◆ TO DO ◆
Copy each of the records exactly.

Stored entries

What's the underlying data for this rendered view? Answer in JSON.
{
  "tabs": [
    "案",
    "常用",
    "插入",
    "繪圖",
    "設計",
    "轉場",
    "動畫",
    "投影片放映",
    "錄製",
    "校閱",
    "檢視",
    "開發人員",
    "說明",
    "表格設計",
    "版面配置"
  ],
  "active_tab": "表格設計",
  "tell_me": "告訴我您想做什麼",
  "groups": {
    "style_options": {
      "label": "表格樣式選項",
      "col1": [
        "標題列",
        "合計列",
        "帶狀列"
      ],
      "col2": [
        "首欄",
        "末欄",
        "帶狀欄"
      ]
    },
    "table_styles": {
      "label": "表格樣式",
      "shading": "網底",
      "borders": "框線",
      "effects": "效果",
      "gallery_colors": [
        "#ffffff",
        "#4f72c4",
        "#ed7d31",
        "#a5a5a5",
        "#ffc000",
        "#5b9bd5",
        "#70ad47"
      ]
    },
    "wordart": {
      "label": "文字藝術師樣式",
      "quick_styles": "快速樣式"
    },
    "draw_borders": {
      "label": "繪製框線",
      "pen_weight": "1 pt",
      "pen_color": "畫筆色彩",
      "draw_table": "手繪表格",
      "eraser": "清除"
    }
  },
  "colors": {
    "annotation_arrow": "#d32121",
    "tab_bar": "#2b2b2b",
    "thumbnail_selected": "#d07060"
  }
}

◆ FINISHED EXERCISE ◆
What's the underlying data for this rendered view? Answer in JSON.
{
  "tabs": [
    "案",
    "常用",
    "插入",
    "繪圖",
    "設計",
    "轉場",
    "動畫",
    "投影片放映",
    "錄製",
    "校閱",
    "檢視",
    "開發人員",
    "說明",
    "表格設計",
    "版面配置"
  ],
  "active_tab": "表格設計",
  "tell_me": "告訴我您想做什麼",
  "groups": {
    "style_options": {
      "label": "表格樣式選項",
      "col1": [
        "標題列",
        "合計列",
        "帶狀列"
      ],
      "col2": [
        "首欄",
        "末欄",
        "帶狀欄"
      ]
    },
    "table_styles": {
      "label": "表格樣式",
      "shading": "網底",
      "borders": "框線",
      "effects": "效果",
      "gallery_colors": [
        "#ffffff",
        "#4f72c4",
        "#ed7d31",
        "#a5a5a5",
        "#ffc000",
        "#5b9bd5",
        "#70ad47"
      ]
    },
    "wordart": {
      "label": "文字藝術師樣式",
      "quick_styles": "快速樣式"
    },
    "draw_borders": {
      "label": "繪製框線",
      "pen_weight": "1 pt",
      "pen_color": "畫筆色彩",
      "draw_table": "手繪表格",
      "eraser": "清除"
    }
  },
  "colors": {
    "annotation_arrow": "#d32121",
    "tab_bar": "#2b2b2b",
    "thumbnail_selected": "#d07060"
  }
}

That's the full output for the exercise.